Great Plains Natural Science Society


The Prairie Naturalist

Date of this Version


Document Type



The Prairie Naturalist 47:56–58; 2016


Published by the Great Plains Natural Science Society. Used by permission.


Three species of short-tailed shrews (genus Bla- rina) occur throughout the eastern one-half of the United States and southern Canada. B. brevicauda is the most widely distributed, ranging from the Atlantic ocean to the western Great Plains. B. carolinensis occurs throughout the southeastern U.S., and B. hylophaga is found in the southern plains states. The current understanding of the geographic distributions of these species is based primarily on morphol- ogy; size is the primary characteristic used for identifica- tion with B. brevicauda the largest and B. carolinensis the smallest.

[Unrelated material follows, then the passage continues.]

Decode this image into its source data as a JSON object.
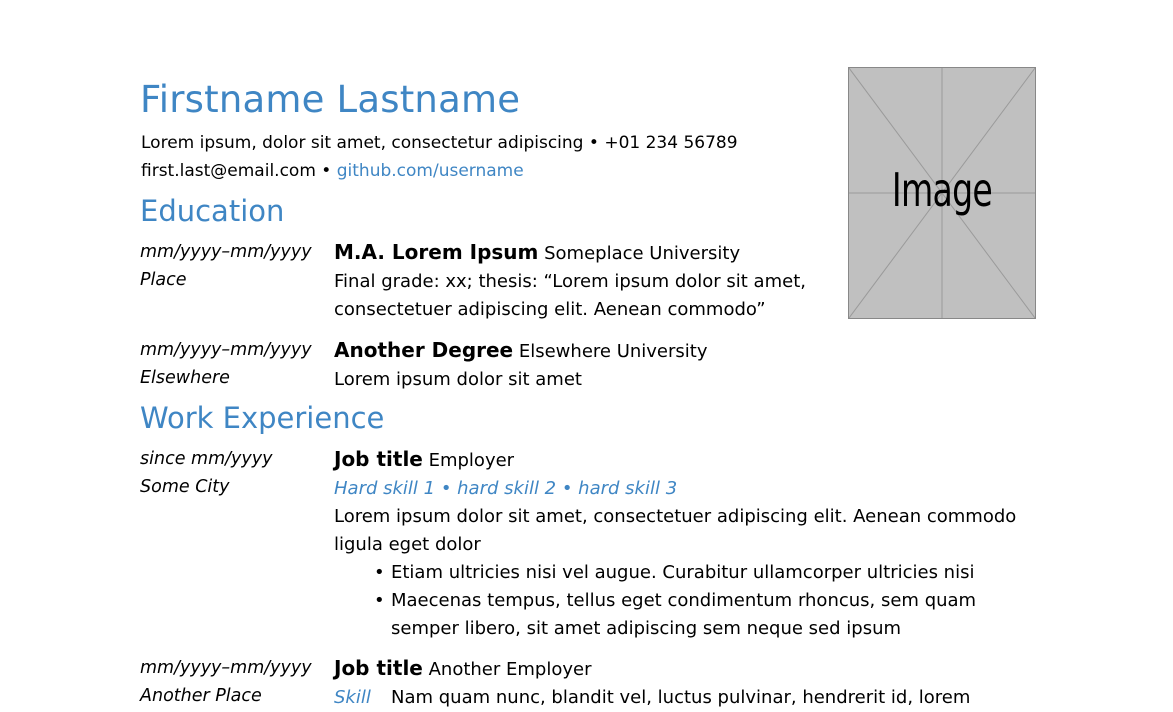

The only states in which all three species have been reported are Oklahoma and Missouri. Until recently, it was thought that B. brevicauda in Missouri occurred only in the northern one-third of the state and that B. hylophaga occurred in the southern three-fourths of the state, with the two species being broadly sympatric (Moncrief et al. 1982). Thompson et al. (2011), using genetic analyses, demonstrated that the two species are not sympatric in northern Missouri, but rather are parapatric. Subsequently, Pfau et al. (2011) and Pfau and Braun (2013), also using genetic analyses, documented the occurrence of B. brevicauda in northwestern Arkansas and northeastern Oklahoma. Before these observations, it was thought that B. hylophaga was the species that occurred in northwestern Arkansas and northeastern Oklahoma.